— Input records —
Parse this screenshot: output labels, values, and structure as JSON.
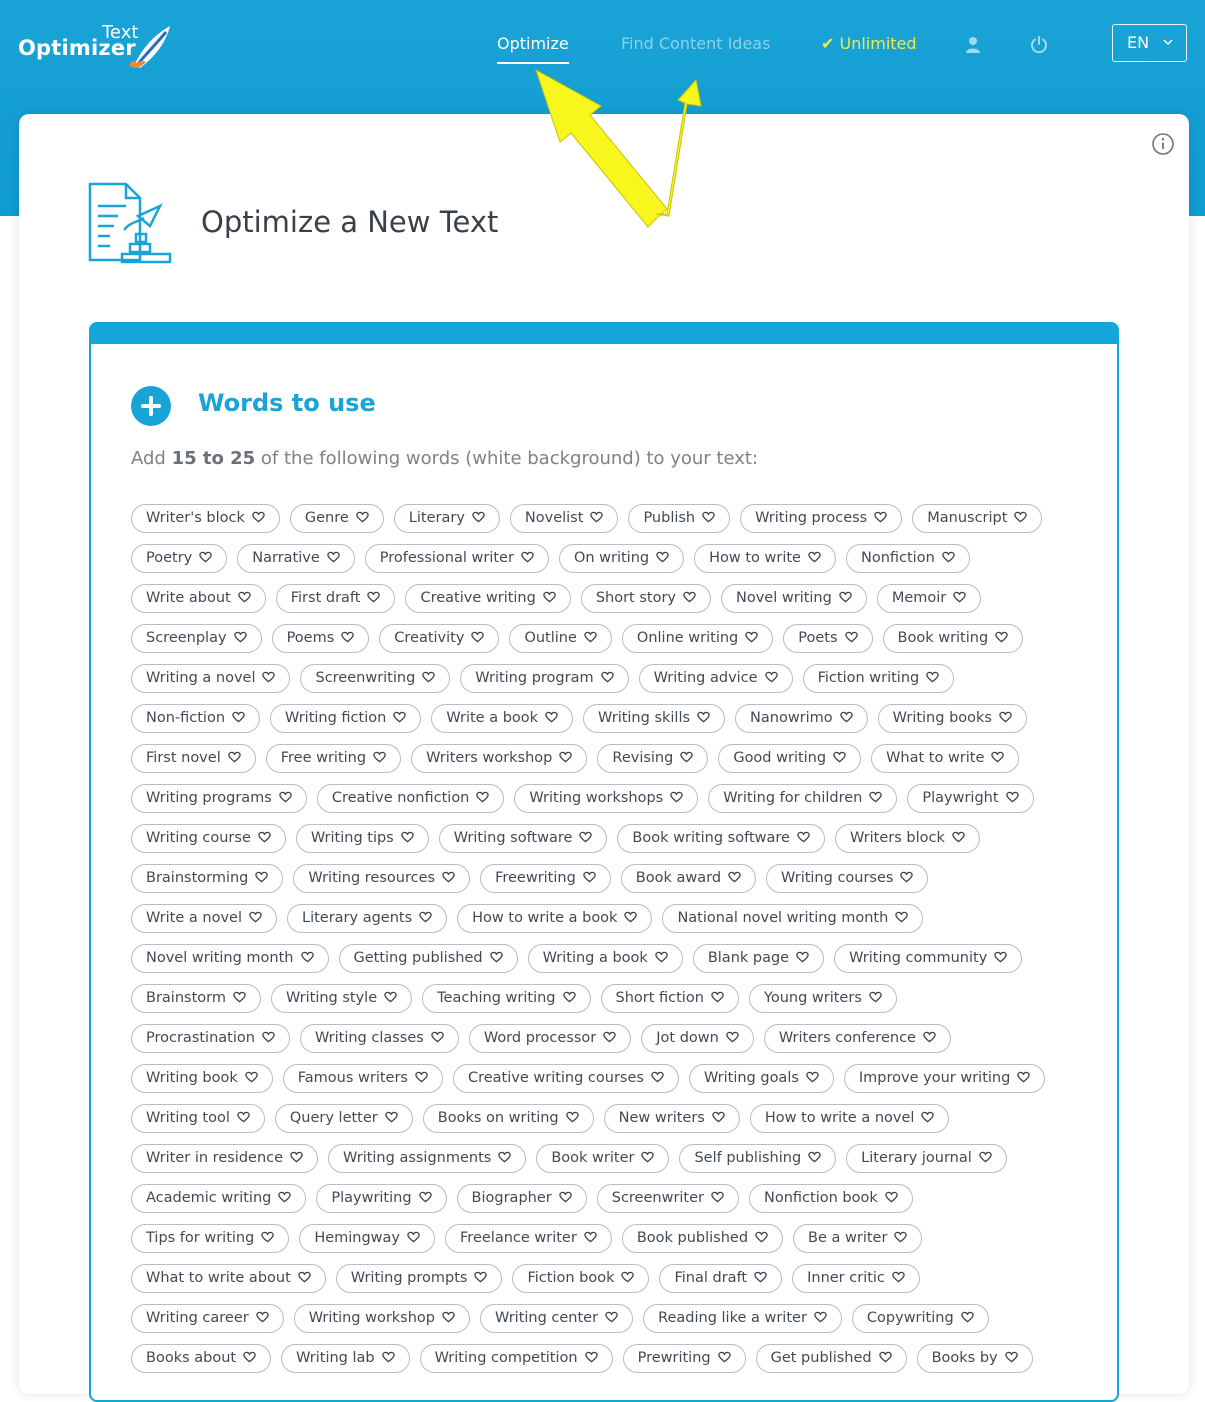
{
  "header": {
    "logo_small": "Text",
    "logo_main": "Optimizer",
    "nav": {
      "optimize": "Optimize",
      "find_content_ideas": "Find Content Ideas",
      "unlimited": "✔ Unlimited"
    },
    "lang": "EN"
  },
  "page": {
    "title": "Optimize a New Text"
  },
  "words_panel": {
    "title": "Words to use",
    "instruction_prefix": "Add ",
    "instruction_range": "15 to 25",
    "instruction_suffix": " of the following words (white background) to your text:",
    "rows": [
      [
        "Writer's block",
        "Genre",
        "Literary",
        "Novelist",
        "Publish",
        "Writing process",
        "Manuscript"
      ],
      [
        "Poetry",
        "Narrative",
        "Professional writer",
        "On writing",
        "How to write",
        "Nonfiction"
      ],
      [
        "Write about",
        "First draft",
        "Creative writing",
        "Short story",
        "Novel writing",
        "Memoir"
      ],
      [
        "Screenplay",
        "Poems",
        "Creativity",
        "Outline",
        "Online writing",
        "Poets",
        "Book writing"
      ],
      [
        "Writing a novel",
        "Screenwriting",
        "Writing program",
        "Writing advice",
        "Fiction writing"
      ],
      [
        "Non-fiction",
        "Writing fiction",
        "Write a book",
        "Writing skills",
        "Nanowrimo",
        "Writing books"
      ],
      [
        "First novel",
        "Free writing",
        "Writers workshop",
        "Revising",
        "Good writing",
        "What to write"
      ],
      [
        "Writing programs",
        "Creative nonfiction",
        "Writing workshops",
        "Writing for children",
        "Playwright"
      ],
      [
        "Writing course",
        "Writing tips",
        "Writing software",
        "Book writing software",
        "Writers block"
      ],
      [
        "Brainstorming",
        "Writing resources",
        "Freewriting",
        "Book award",
        "Writing courses"
      ],
      [
        "Write a novel",
        "Literary agents",
        "How to write a book",
        "National novel writing month"
      ],
      [
        "Novel writing month",
        "Getting published",
        "Writing a book",
        "Blank page",
        "Writing community"
      ],
      [
        "Brainstorm",
        "Writing style",
        "Teaching writing",
        "Short fiction",
        "Young writers"
      ],
      [
        "Procrastination",
        "Writing classes",
        "Word processor",
        "Jot down",
        "Writers conference"
      ],
      [
        "Writing book",
        "Famous writers",
        "Creative writing courses",
        "Writing goals",
        "Improve your writing"
      ],
      [
        "Writing tool",
        "Query letter",
        "Books on writing",
        "New writers",
        "How to write a novel"
      ],
      [
        "Writer in residence",
        "Writing assignments",
        "Book writer",
        "Self publishing",
        "Literary journal"
      ],
      [
        "Academic writing",
        "Playwriting",
        "Biographer",
        "Screenwriter",
        "Nonfiction book"
      ],
      [
        "Tips for writing",
        "Hemingway",
        "Freelance writer",
        "Book published",
        "Be a writer"
      ],
      [
        "What to write about",
        "Writing prompts",
        "Fiction book",
        "Final draft",
        "Inner critic"
      ],
      [
        "Writing career",
        "Writing workshop",
        "Writing center",
        "Reading like a writer",
        "Copywriting"
      ],
      [
        "Books about",
        "Writing lab",
        "Writing competition",
        "Prewriting",
        "Get published",
        "Books by"
      ]
    ]
  },
  "colors": {
    "brand": "#1aa3d6",
    "unlimited": "#f1e84a",
    "annotation_arrow": "#f7f71e"
  }
}
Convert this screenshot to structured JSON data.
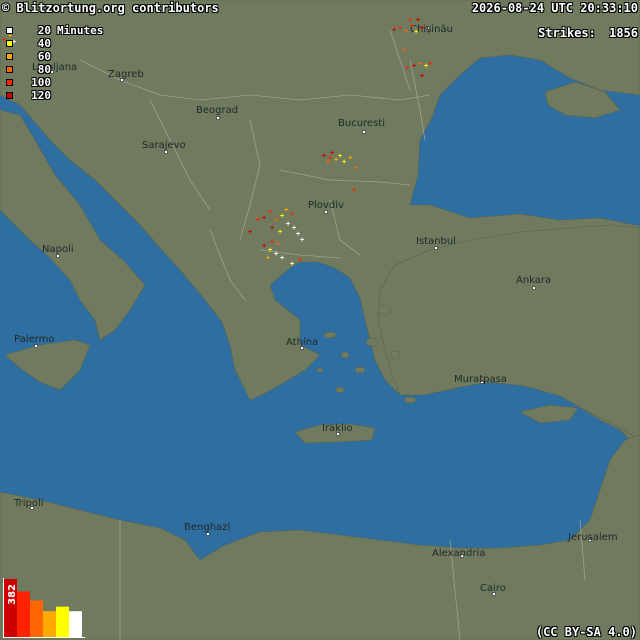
{
  "header": {
    "credit": "© Blitzortung.org contributors",
    "timestamp": "2026-08-24 UTC 20:33:10",
    "strikes_label": "Strikes:",
    "strikes_count": "1856"
  },
  "legend": {
    "items": [
      {
        "label": "20",
        "suffix": "Minutes",
        "color": "#ffffff"
      },
      {
        "label": "40",
        "color": "#ffff00"
      },
      {
        "label": "60",
        "color": "#ffaa00"
      },
      {
        "label": "80",
        "color": "#ff6600"
      },
      {
        "label": "100",
        "color": "#ff2200"
      },
      {
        "label": "120",
        "color": "#cc0000"
      }
    ]
  },
  "license": "(CC BY-SA 4.0)",
  "colors": {
    "sea": "#2e6ea0",
    "land": "#6f7a5f",
    "border": "#a8aca0"
  },
  "cities": [
    {
      "name": "Ljubljana"
    },
    {
      "name": "Zagreb"
    },
    {
      "name": "Beograd"
    },
    {
      "name": "Sarajevo"
    },
    {
      "name": "Bucuresti"
    },
    {
      "name": "Plovdiv"
    },
    {
      "name": "Istanbul"
    },
    {
      "name": "Ankara"
    },
    {
      "name": "Napoli"
    },
    {
      "name": "Palermo"
    },
    {
      "name": "Athína"
    },
    {
      "name": "Muratpasa"
    },
    {
      "name": "Iraklio"
    },
    {
      "name": "Tripoli"
    },
    {
      "name": "Benghazi"
    },
    {
      "name": "Alexandria"
    },
    {
      "name": "Cairo"
    },
    {
      "name": "Jerusalem"
    },
    {
      "name": "Chișinău"
    }
  ],
  "histogram": {
    "peak_label": "382",
    "values": [
      382,
      300,
      240,
      170,
      200,
      170
    ],
    "colors": [
      "#cc0000",
      "#ff2200",
      "#ff6600",
      "#ffaa00",
      "#ffff00",
      "#ffffff"
    ]
  }
}
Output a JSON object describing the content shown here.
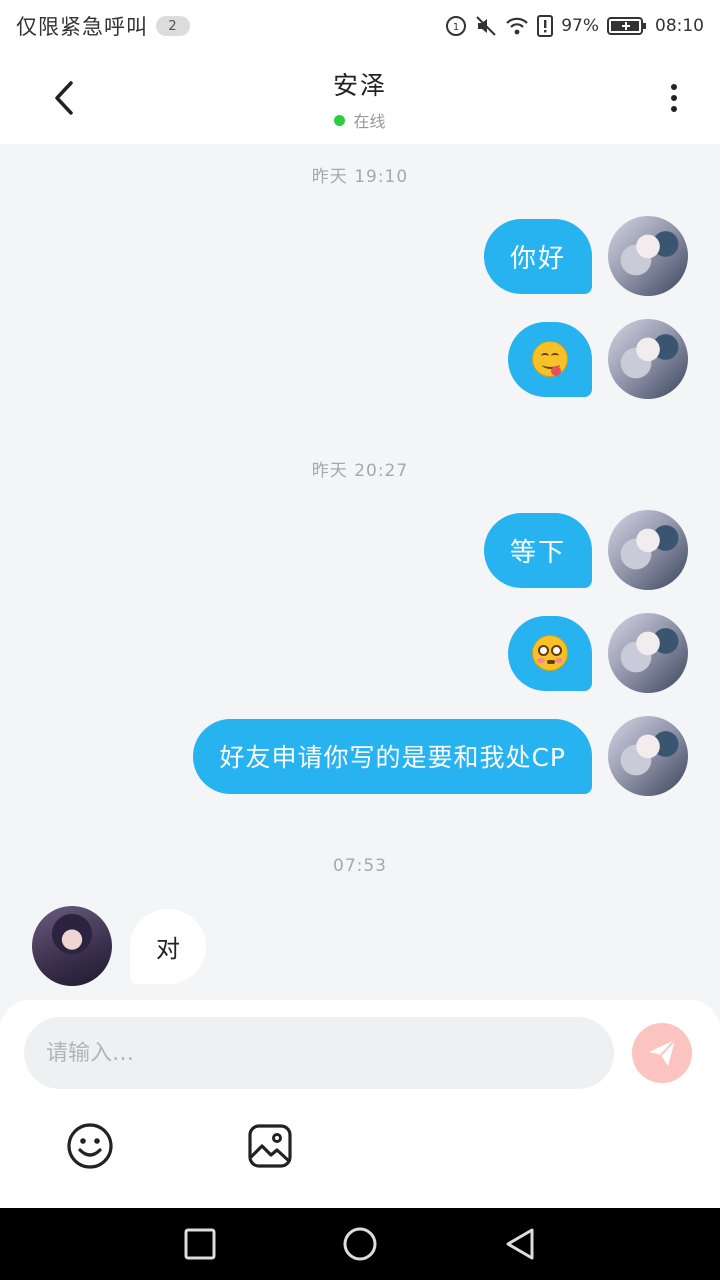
{
  "status_bar": {
    "emergency_text": "仅限紧急呼叫",
    "notification_count": "2",
    "battery": "97%",
    "time": "08:10"
  },
  "header": {
    "contact_name": "安泽",
    "status": "在线"
  },
  "chat": {
    "timestamps": [
      "昨天 19:10",
      "昨天 20:27",
      "07:53"
    ],
    "outgoing": [
      {
        "text": "你好"
      },
      {
        "emoji": "face-savoring-food"
      },
      {
        "text": "等下"
      },
      {
        "emoji": "flushed-face"
      },
      {
        "text": "好友申请你写的是要和我处CP"
      }
    ],
    "incoming": [
      {
        "text": "对"
      }
    ]
  },
  "composer": {
    "placeholder": "请输入…"
  },
  "colors": {
    "bubble_out": "#27b2f0",
    "send_button": "#fbc4c0",
    "online_dot": "#2ecc40"
  }
}
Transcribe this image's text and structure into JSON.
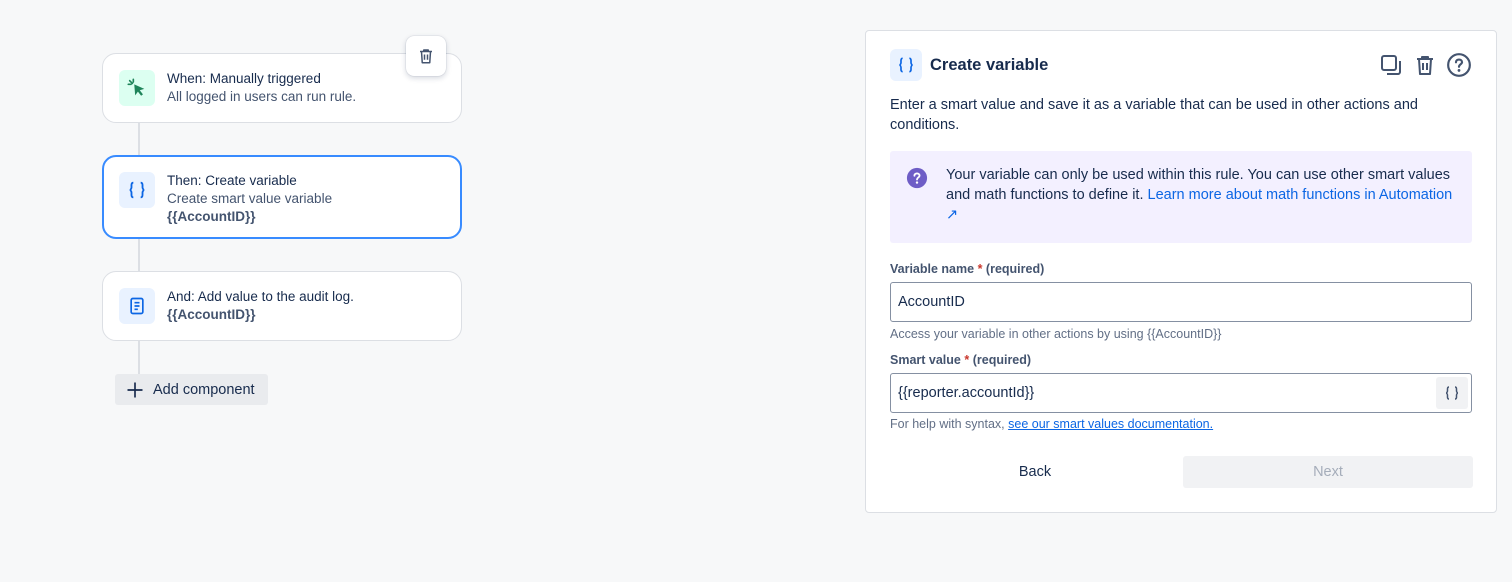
{
  "flow": {
    "trigger": {
      "title": "When: Manually triggered",
      "subtitle": "All logged in users can run rule."
    },
    "action": {
      "title": "Then: Create variable",
      "subtitle": "Create smart value variable",
      "value": "{{AccountID}}"
    },
    "audit": {
      "title": "And: Add value to the audit log.",
      "value": "{{AccountID}}"
    },
    "add_component_label": "Add component"
  },
  "panel": {
    "icon_text": "{ }",
    "title": "Create variable",
    "description": "Enter a smart value and save it as a variable that can be used in other actions and conditions.",
    "info": {
      "text": "Your variable can only be used within this rule. You can use other smart values and math functions to define it.",
      "link_text": "Learn more about math functions in Automation ↗"
    },
    "variable_name": {
      "label": "Variable name",
      "required_mark": "*",
      "required_text": "(required)",
      "value": "AccountID",
      "helper": "Access your variable in other actions by using {{AccountID}}"
    },
    "smart_value": {
      "label": "Smart value",
      "required_mark": "*",
      "required_text": "(required)",
      "value": "{{reporter.accountId}}",
      "button_text": "{ }",
      "helper_prefix": "For help with syntax,",
      "helper_link": "see our smart values documentation."
    },
    "back_label": "Back",
    "next_label": "Next"
  },
  "colors": {
    "selected_border": "#388bff",
    "link": "#0c66e4",
    "info_bg": "#f3f0ff",
    "info_icon": "#6e5dc6",
    "trigger_icon": "#1f845a",
    "required": "#c9372c"
  },
  "icons": {
    "trigger": "cursor-click-icon",
    "action": "braces-icon",
    "audit": "document-icon",
    "delete": "trash-icon",
    "duplicate": "copy-icon",
    "help": "question-icon"
  }
}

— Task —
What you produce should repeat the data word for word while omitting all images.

— Problem solution —
Parse this screenshot: output labels, values, and structure as JSON.
{
  "header": {
    "logo_small": "Text",
    "logo_main": "Optimizer",
    "nav": {
      "optimize": "Optimize",
      "find_content_ideas": "Find Content Ideas",
      "unlimited": "✔ Unlimited"
    },
    "lang": "EN"
  },
  "page": {
    "title": "Optimize a New Text"
  },
  "words_panel": {
    "title": "Words to use",
    "instruction_prefix": "Add ",
    "instruction_range": "15 to 25",
    "instruction_suffix": " of the following words (white background) to your text:",
    "rows": [
      [
        "Writer's block",
        "Genre",
        "Literary",
        "Novelist",
        "Publish",
        "Writing process",
        "Manuscript"
      ],
      [
        "Poetry",
        "Narrative",
        "Professional writer",
        "On writing",
        "How to write",
        "Nonfiction"
      ],
      [
        "Write about",
        "First draft",
        "Creative writing",
        "Short story",
        "Novel writing",
        "Memoir"
      ],
      [
        "Screenplay",
        "Poems",
        "Creativity",
        "Outline",
        "Online writing",
        "Poets",
        "Book writing"
      ],
      [
        "Writing a novel",
        "Screenwriting",
        "Writing program",
        "Writing advice",
        "Fiction writing"
      ],
      [
        "Non-fiction",
        "Writing fiction",
        "Write a book",
        "Writing skills",
        "Nanowrimo",
        "Writing books"
      ],
      [
        "First novel",
        "Free writing",
        "Writers workshop",
        "Revising",
        "Good writing",
        "What to write"
      ],
      [
        "Writing programs",
        "Creative nonfiction",
        "Writing workshops",
        "Writing for children",
        "Playwright"
      ],
      [
        "Writing course",
        "Writing tips",
        "Writing software",
        "Book writing software",
        "Writers block"
      ],
      [
        "Brainstorming",
        "Writing resources",
        "Freewriting",
        "Book award",
        "Writing courses"
      ],
      [
        "Write a novel",
        "Literary agents",
        "How to write a book",
        "National novel writing month"
      ],
      [
        "Novel writing month",
        "Getting published",
        "Writing a book",
        "Blank page",
        "Writing community"
      ],
      [
        "Brainstorm",
        "Writing style",
        "Teaching writing",
        "Short fiction",
        "Young writers"
      ],
      [
        "Procrastination",
        "Writing classes",
        "Word processor",
        "Jot down",
        "Writers conference"
      ],
      [
        "Writing book",
        "Famous writers",
        "Creative writing courses",
        "Writing goals",
        "Improve your writing"
      ],
      [
        "Writing tool",
        "Query letter",
        "Books on writing",
        "New writers",
        "How to write a novel"
      ],
      [
        "Writer in residence",
        "Writing assignments",
        "Book writer",
        "Self publishing",
        "Literary journal"
      ],
      [
        "Academic writing",
        "Playwriting",
        "Biographer",
        "Screenwriter",
        "Nonfiction book"
      ],
      [
        "Tips for writing",
        "Hemingway",
        "Freelance writer",
        "Book published",
        "Be a writer"
      ],
      [
        "What to write about",
        "Writing prompts",
        "Fiction book",
        "Final draft",
        "Inner critic"
      ],
      [
        "Writing career",
        "Writing workshop",
        "Writing center",
        "Reading like a writer",
        "Copywriting"
      ],
      [
        "Books about",
        "Writing lab",
        "Writing competition",
        "Prewriting",
        "Get published",
        "Books by"
      ]
    ]
  },
  "colors": {
    "brand": "#1aa3d6",
    "unlimited": "#f1e84a",
    "annotation_arrow": "#f7f71e"
  }
}
Convert this screenshot to structured JSON data.
{
  "header": {
    "credit": "© Blitzortung.org contributors",
    "timestamp": "2026-08-24 UTC 20:33:10",
    "strikes_label": "Strikes:",
    "strikes_count": "1856"
  },
  "legend": {
    "items": [
      {
        "label": "20",
        "suffix": "Minutes",
        "color": "#ffffff"
      },
      {
        "label": "40",
        "color": "#ffff00"
      },
      {
        "label": "60",
        "color": "#ffaa00"
      },
      {
        "label": "80",
        "color": "#ff6600"
      },
      {
        "label": "100",
        "color": "#ff2200"
      },
      {
        "label": "120",
        "color": "#cc0000"
      }
    ]
  },
  "license": "(CC BY-SA 4.0)",
  "colors": {
    "sea": "#2e6ea0",
    "land": "#6f7a5f",
    "border": "#a8aca0"
  },
  "cities": [
    {
      "name": "Ljubljana"
    },
    {
      "name": "Zagreb"
    },
    {
      "name": "Beograd"
    },
    {
      "name": "Sarajevo"
    },
    {
      "name": "Bucuresti"
    },
    {
      "name": "Plovdiv"
    },
    {
      "name": "Istanbul"
    },
    {
      "name": "Ankara"
    },
    {
      "name": "Napoli"
    },
    {
      "name": "Palermo"
    },
    {
      "name": "Athína"
    },
    {
      "name": "Muratpasa"
    },
    {
      "name": "Iraklio"
    },
    {
      "name": "Tripoli"
    },
    {
      "name": "Benghazi"
    },
    {
      "name": "Alexandria"
    },
    {
      "name": "Cairo"
    },
    {
      "name": "Jerusalem"
    },
    {
      "name": "Chișinău"
    }
  ],
  "histogram": {
    "peak_label": "382",
    "values": [
      382,
      300,
      240,
      170,
      200,
      170
    ],
    "colors": [
      "#cc0000",
      "#ff2200",
      "#ff6600",
      "#ffaa00",
      "#ffff00",
      "#ffffff"
    ]
  }
}
Output a JSON object describing the content shown here.
{
  "status_bar": {
    "emergency_text": "仅限紧急呼叫",
    "notification_count": "2",
    "battery": "97%",
    "time": "08:10"
  },
  "header": {
    "contact_name": "安泽",
    "status": "在线"
  },
  "chat": {
    "timestamps": [
      "昨天 19:10",
      "昨天 20:27",
      "07:53"
    ],
    "outgoing": [
      {
        "text": "你好"
      },
      {
        "emoji": "face-savoring-food"
      },
      {
        "text": "等下"
      },
      {
        "emoji": "flushed-face"
      },
      {
        "text": "好友申请你写的是要和我处CP"
      }
    ],
    "incoming": [
      {
        "text": "对"
      }
    ]
  },
  "composer": {
    "placeholder": "请输入…"
  },
  "colors": {
    "bubble_out": "#27b2f0",
    "send_button": "#fbc4c0",
    "online_dot": "#2ecc40"
  }
}
Transcribe this image's text and structure into JSON.
{
  "flow": {
    "trigger": {
      "title": "When: Manually triggered",
      "subtitle": "All logged in users can run rule."
    },
    "action": {
      "title": "Then: Create variable",
      "subtitle": "Create smart value variable",
      "value": "{{AccountID}}"
    },
    "audit": {
      "title": "And: Add value to the audit log.",
      "value": "{{AccountID}}"
    },
    "add_component_label": "Add component"
  },
  "panel": {
    "icon_text": "{ }",
    "title": "Create variable",
    "description": "Enter a smart value and save it as a variable that can be used in other actions and conditions.",
    "info": {
      "text": "Your variable can only be used within this rule. You can use other smart values and math functions to define it.",
      "link_text": "Learn more about math functions in Automation ↗"
    },
    "variable_name": {
      "label": "Variable name",
      "required_mark": "*",
      "required_text": "(required)",
      "value": "AccountID",
      "helper": "Access your variable in other actions by using {{AccountID}}"
    },
    "smart_value": {
      "label": "Smart value",
      "required_mark": "*",
      "required_text": "(required)",
      "value": "{{reporter.accountId}}",
      "button_text": "{ }",
      "helper_prefix": "For help with syntax,",
      "helper_link": "see our smart values documentation."
    },
    "back_label": "Back",
    "next_label": "Next"
  },
  "colors": {
    "selected_border": "#388bff",
    "link": "#0c66e4",
    "info_bg": "#f3f0ff",
    "info_icon": "#6e5dc6",
    "trigger_icon": "#1f845a",
    "required": "#c9372c"
  },
  "icons": {
    "trigger": "cursor-click-icon",
    "action": "braces-icon",
    "audit": "document-icon",
    "delete": "trash-icon",
    "duplicate": "copy-icon",
    "help": "question-icon"
  }
}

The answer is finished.